Who ever thought the change in the couch could give you so much insight?

 

 

 

 

Tim Burton’s Mom, the Key to Artistic Genius and What’s Wrong with America

Tim Burton — you know, Beetlejuice, Edward Scissorhands, Batman — well, there’s a great article on NYTimes.com — Tim Burton, at Home in His Own Head — that synthesizes, via a simple anecdote, a few key subjects I’m interested in:

  • Creativity
  • Child development
  • U.S. culture
  • Innovation

Tim Burton:

“If you look at children’s drawings, they’re all great. And then at a certain point, even when they’re about 7 or 8 or 9, they go, “Oh, I can’t draw.” Well, yes, you can. I went through that same thing, even when I started to go to CalArts, and a couple of teachers said: “Don’t worry about it. If you like to draw, just draw.” And that just liberated me. My mother wasn’t an artist, but she made these weird owls out of pine cones, or cat needlepoint things. There’s an outlet for everyone, you know?”

Thank you Tim Burton for making a few things prophetically clear:

  1. Don’t limit yourself. Do new stuff. Even if it’s ‘weird’ or not your typical thing. Your life depends on it.
  2. Kids do best when they get to follow their instincts.
  3. A culture that compulsively values (demands!) grandiose perfection — Lady Gaga or bust — is headed towards irrelevance.
  4. Innovation stems from having freedom to roam and having the freedom to produce “mediocre” stuff.

When my kids (5 and 3) say “I’m going to be an artist when I grow up!” I say proudly: “Well, that would be the finest thing one could ever be.”

To be clear: it’s not that I envision them in an art gallery or behind a drum kit.

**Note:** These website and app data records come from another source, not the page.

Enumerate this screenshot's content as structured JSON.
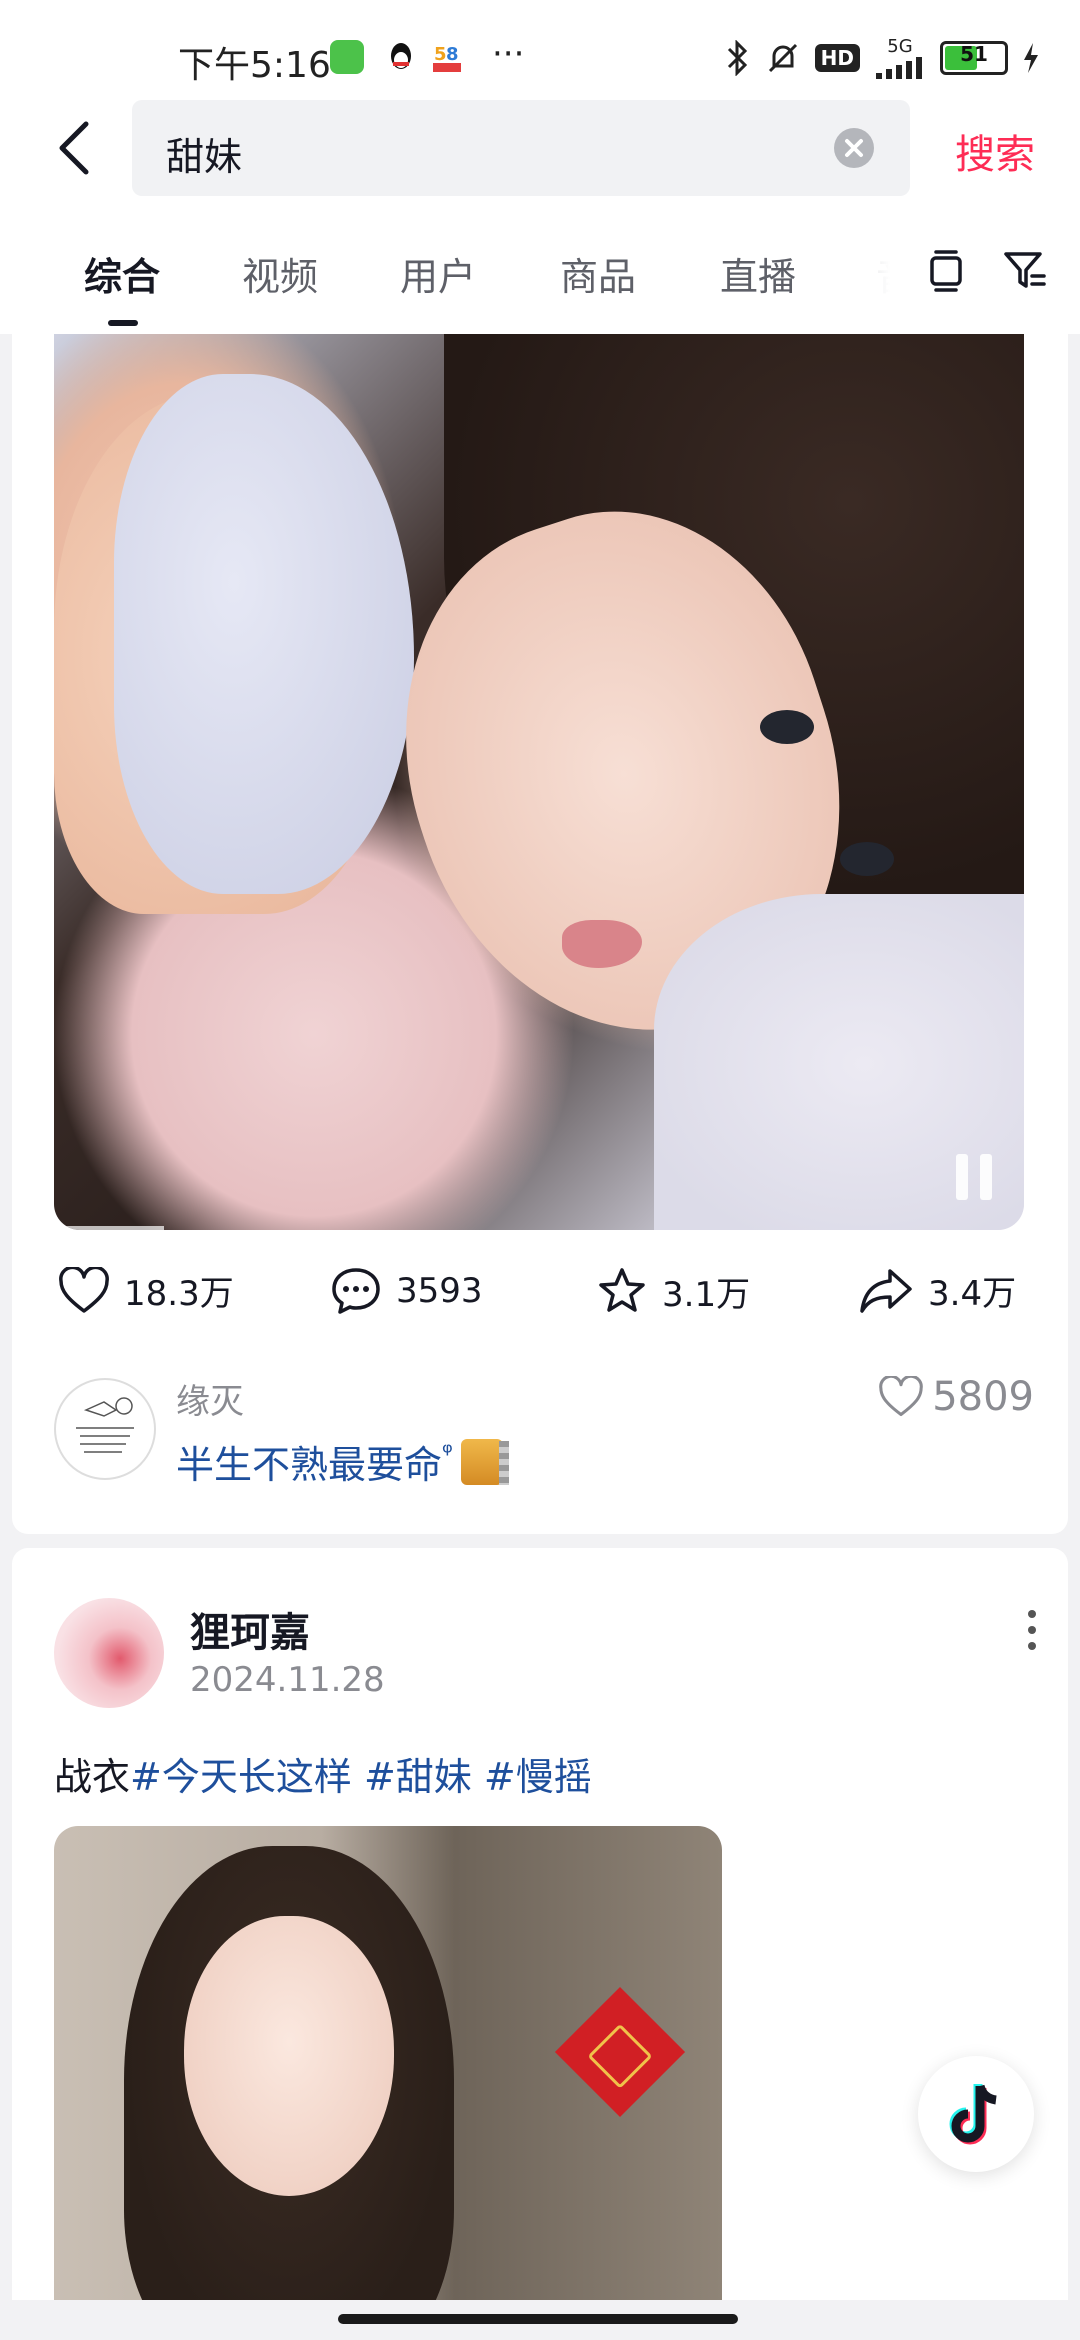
{
  "status_bar": {
    "time": "下午5:16",
    "network": "5G",
    "hd_label": "HD",
    "battery_level": "51",
    "app_icons": [
      "wechat-icon",
      "qq-icon",
      "58-app-icon"
    ],
    "more": "···"
  },
  "search": {
    "query": "甜妹",
    "search_button": "搜索"
  },
  "tabs": {
    "items": [
      "综合",
      "视频",
      "用户",
      "商品",
      "直播",
      "音"
    ],
    "active_index": 0
  },
  "video_card": {
    "likes": "18.3万",
    "comments": "3593",
    "favorites": "3.1万",
    "shares": "3.4万",
    "top_comment": {
      "user": "缘灭",
      "text": "半生不熟最要命",
      "search_mark": "ᵠ",
      "like_count": "5809"
    }
  },
  "post_card": {
    "author": "狸珂嘉",
    "date": "2024.11.28",
    "caption_prefix": "战衣",
    "hashtags": [
      "#今天长这样",
      "#甜妹",
      "#慢摇"
    ]
  },
  "colors": {
    "accent": "#fe2c55",
    "hashtag": "#1e4f9c",
    "secondary_text": "#8a8b91"
  }
}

It’s not the profession that I care about — it’s the mindset… the mindset that looks through boundaries — or doesn’t even see them at all.

So, let’s make some weird owls out of pine cones, shall we?

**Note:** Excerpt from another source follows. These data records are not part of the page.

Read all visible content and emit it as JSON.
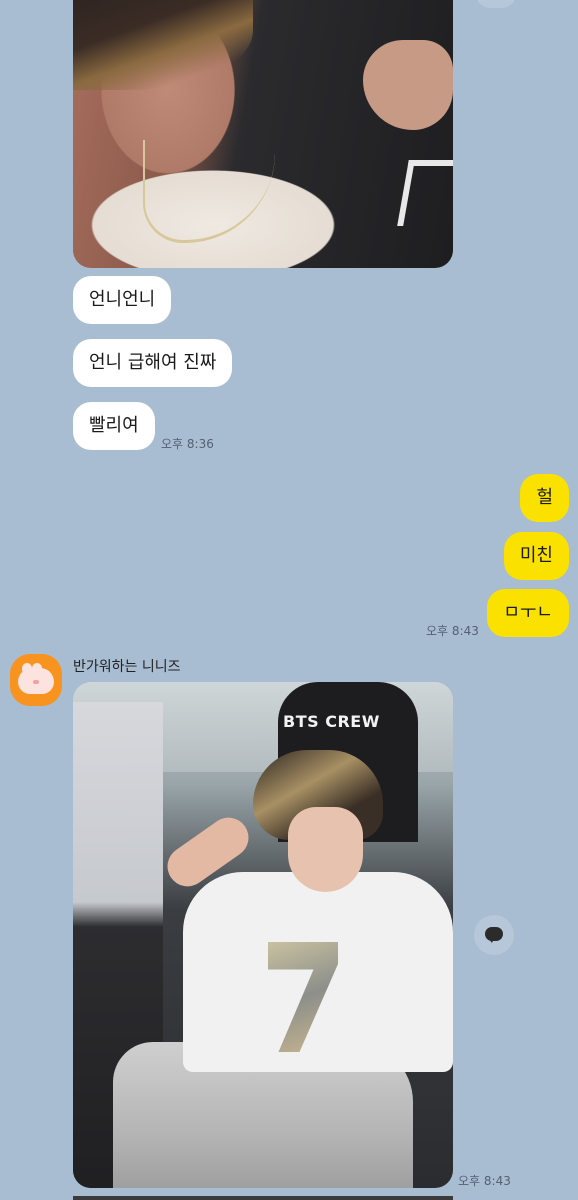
{
  "messages_in": [
    {
      "text": "언니언니"
    },
    {
      "text": "언니 급해여 진짜"
    },
    {
      "text": "빨리여"
    }
  ],
  "time_in": "오후 8:36",
  "messages_out": [
    {
      "text": "헐"
    },
    {
      "text": "미친"
    },
    {
      "text": "ㅁㅜㄴ"
    }
  ],
  "time_out": "오후 8:43",
  "sender": {
    "name": "반가워하는 니니즈",
    "avatar_icon": "ninis-bunny-icon"
  },
  "photo_main": {
    "shirt_text": "BTS CREW"
  },
  "time_photo": "오후 8:43",
  "colors": {
    "background": "#a9bdd2",
    "bubble_in": "#ffffff",
    "bubble_out": "#fae100"
  }
}
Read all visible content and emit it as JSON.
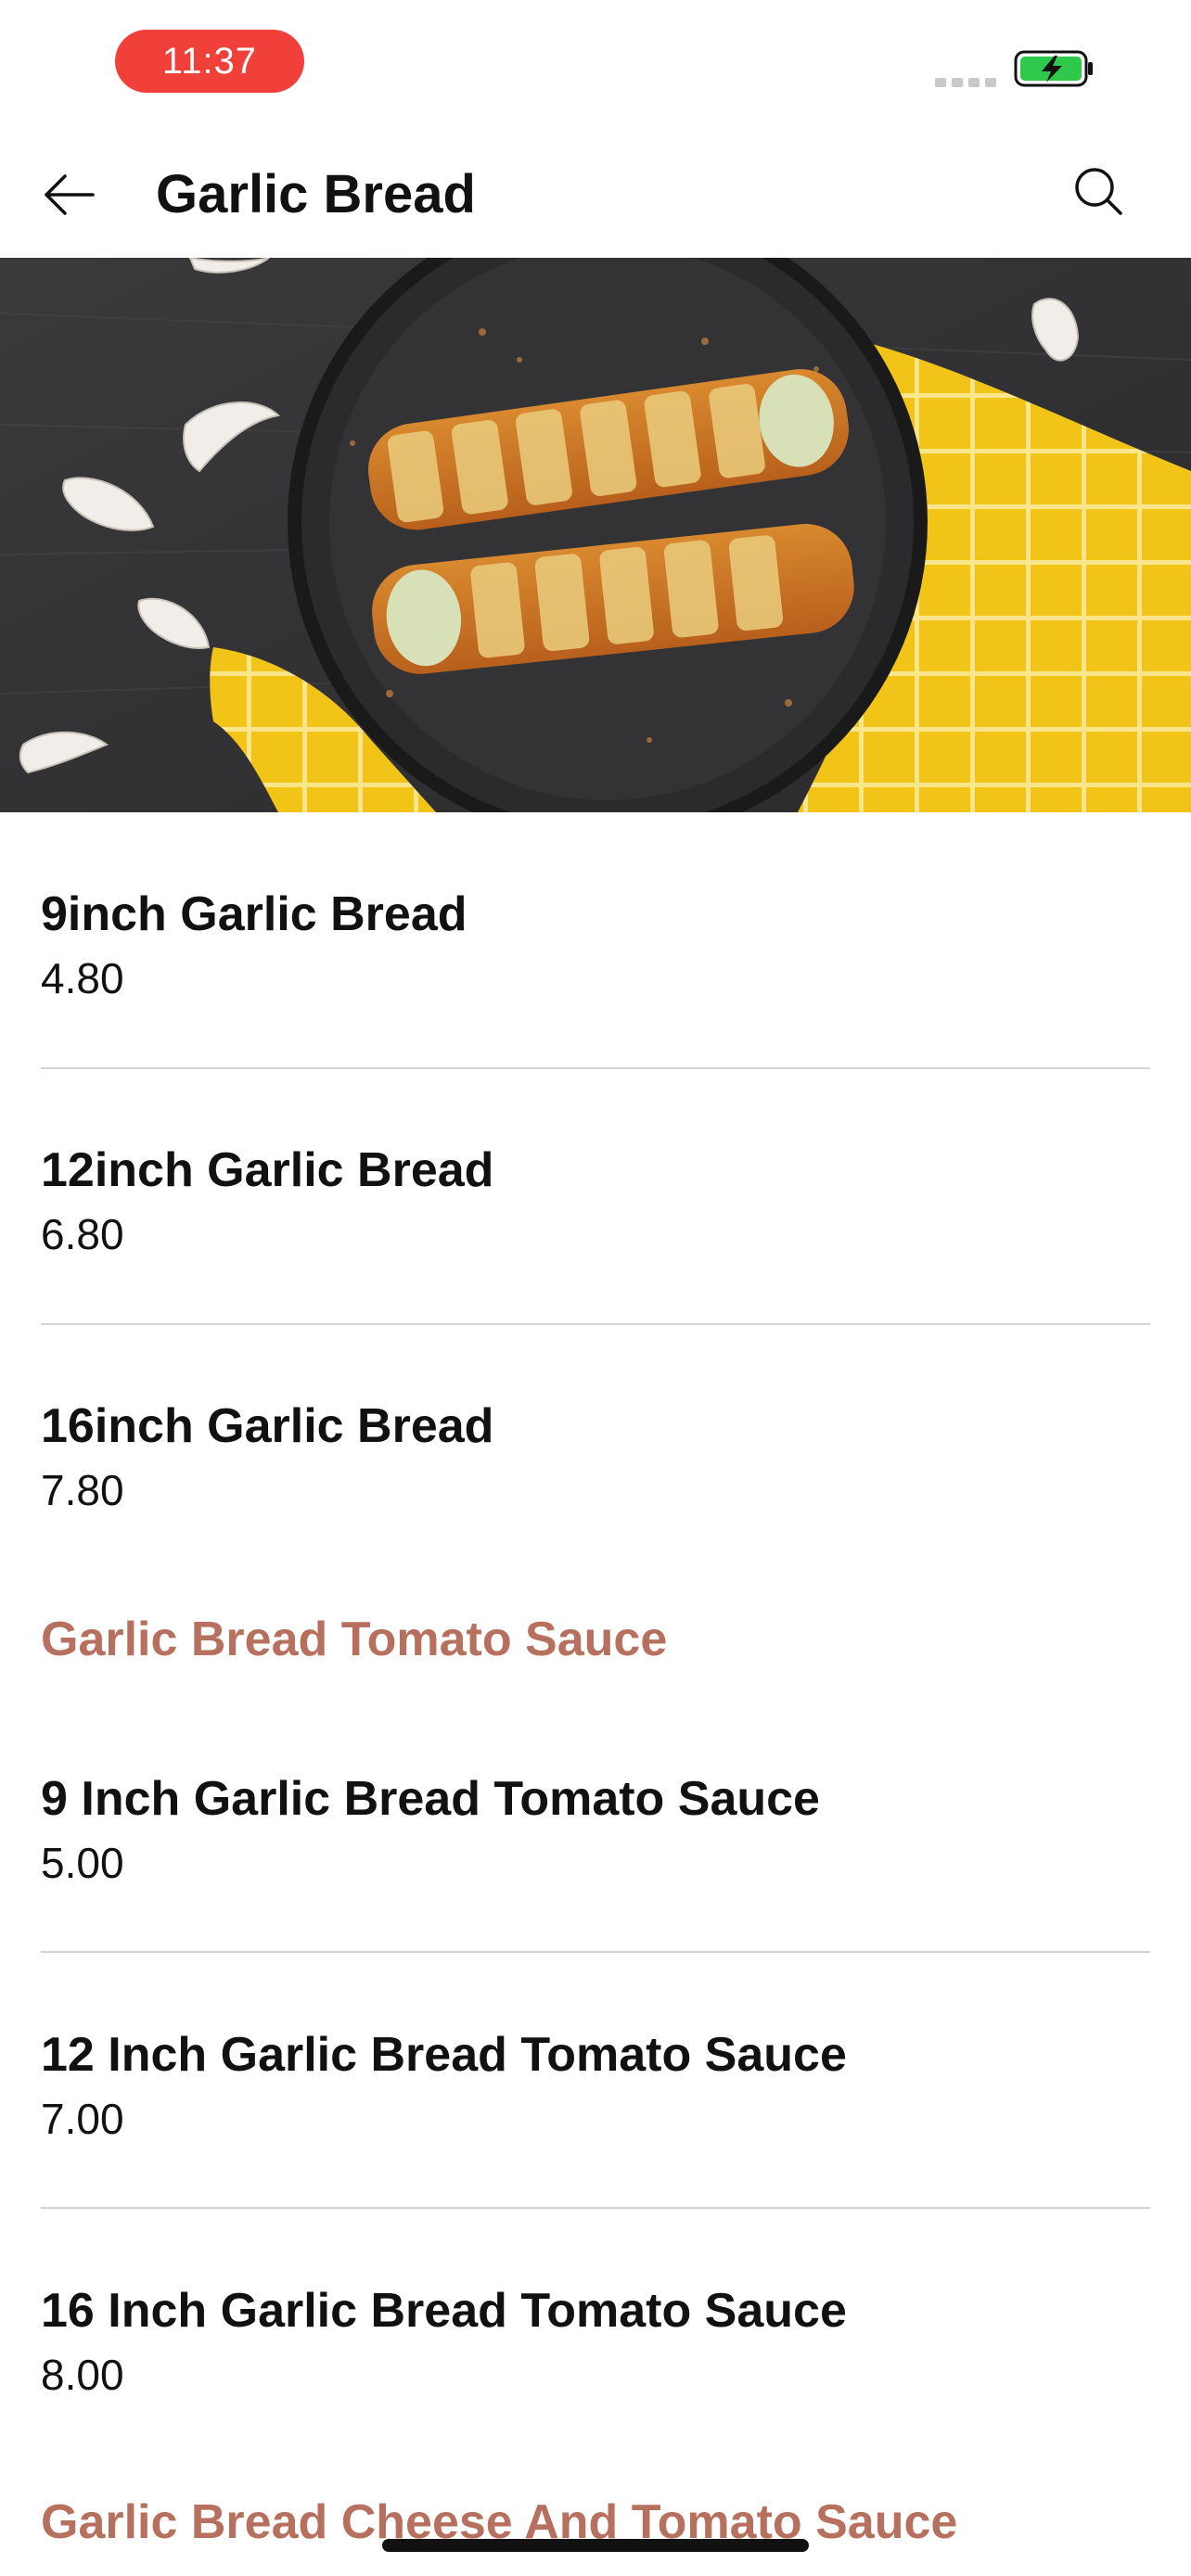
{
  "status_bar": {
    "time": "11:37",
    "time_pill_color": "#f1403a",
    "battery_color": "#2ec84a",
    "battery_state": "charging"
  },
  "header": {
    "title": "Garlic Bread",
    "back_icon": "arrow-left-icon",
    "search_icon": "search-icon"
  },
  "hero": {
    "image": "garlic-bread-photo"
  },
  "sections": [
    {
      "title": "",
      "items": [
        {
          "name": "9inch Garlic Bread",
          "price": "4.80"
        },
        {
          "name": "12inch Garlic Bread",
          "price": "6.80"
        },
        {
          "name": "16inch Garlic Bread",
          "price": "7.80"
        }
      ]
    },
    {
      "title": "Garlic Bread Tomato Sauce",
      "items": [
        {
          "name": "9 Inch Garlic Bread Tomato Sauce",
          "price": "5.00"
        },
        {
          "name": "12 Inch Garlic Bread Tomato Sauce",
          "price": "7.00"
        },
        {
          "name": "16 Inch Garlic Bread Tomato Sauce",
          "price": "8.00"
        }
      ]
    },
    {
      "title": "Garlic Bread Cheese And Tomato Sauce",
      "items": []
    }
  ],
  "colors": {
    "section_title": "#b8705e",
    "divider": "#d4d4d4",
    "text": "#111111"
  }
}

Follow Tim on Twitter.

 

 

Why Pinterest Should Pivot And Help The Real Contributors Of The Web Get Paid

Reviewers of the world it’s time to start getting paid.

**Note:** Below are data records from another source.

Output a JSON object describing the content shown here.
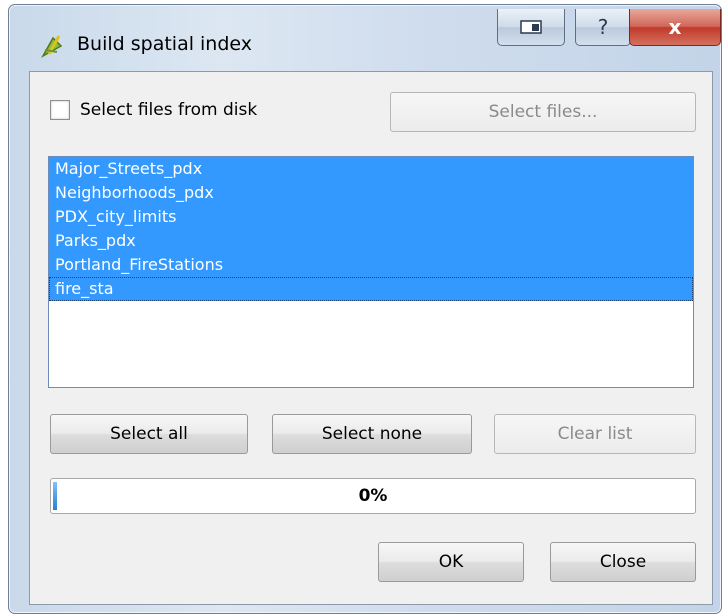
{
  "window": {
    "title": "Build spatial index",
    "help_glyph": "?",
    "close_glyph": "x"
  },
  "select_from_disk": {
    "label": "Select files from disk",
    "checked": false
  },
  "select_files_button": {
    "label": "Select files...",
    "enabled": false
  },
  "layers": [
    {
      "name": "Major_Streets_pdx",
      "selected": true
    },
    {
      "name": "Neighborhoods_pdx",
      "selected": true
    },
    {
      "name": "PDX_city_limits",
      "selected": true
    },
    {
      "name": "Parks_pdx",
      "selected": true
    },
    {
      "name": "Portland_FireStations",
      "selected": true
    },
    {
      "name": "fire_sta",
      "selected": true,
      "current": true
    }
  ],
  "buttons": {
    "select_all": "Select all",
    "select_none": "Select none",
    "clear_list": "Clear list",
    "ok": "OK",
    "close": "Close"
  },
  "progress": {
    "value": 0,
    "text": "0%"
  },
  "colors": {
    "selection": "#3399ff",
    "close_button": "#c23a2a"
  }
}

There’s something wrong with the state of the internet. In particular, reviews.

We write them. We look through them. We rely on them!—even when they’re written by total strangers. They provide enormous value to internet users worldwide. They’ve transformed ecommerce. Yet we don’t own what we write.

Amazon does!

Can’t we snap our fingers and ask the silicon valley rainmakers to take the democratic ethos of the internet one step further and give individuals automatic intellectual property rights for the content we create?

Pinterest is almost there.

It allows users to curate what matters to them—but it doesn’t let us get paid if our curation brings value to a company or organization. I do recall them surreptitiously trying to swap out user-pasted urls with affiliate-laden ones. Hmm. Good idea–bad execution.

Gumroad is making waves by making any link an ecommerce storefront. Not sure if this can be executed as a default in one’s ‘lifestream’.

Yotpo is doing something interesting–using algorithms (what else!?) to find the best reviews for any product. And, Yotpo, will the writer of that ‘best review’ get something in return?

And then there is VRM–or Vendor Relationship Management. There’s lots of interesting things over there–for example, a few of their goals:

  • Make individuals the collection centers for their own data
  • Give individuals the ability to share data selectively
  • Give individuals the ability to control how their data is used by others

It’s good to know we’re heading in the right direction. Heck, there may be a startup being featured right this very instance who has solved the problem.

Regardless–let’s decide to turn the corner together and demand ownership of our thoughts and social content.

 

Is There A Sociobiological Basis For These 4-Color Logos?

Is There A Sociobiological Basis For These 4-Color Logos?

Ok, to blog about Sociobiology is a little highfalutin (even though I find Edward O. Wilson an amazing intellectual)–but there’s something going on here.

Let’s examine these four popular logos:

 

 

 

Why do they all use the same paradigm: contiguous primary colors including blue, red, green and yellow?

All three businesses try to communicate things like “holistic”, “comprehensive”, “–what gives?

Perhaps this approach in some way settles our ‘old’ brain.

Or, perhaps, four primary colors just looks good!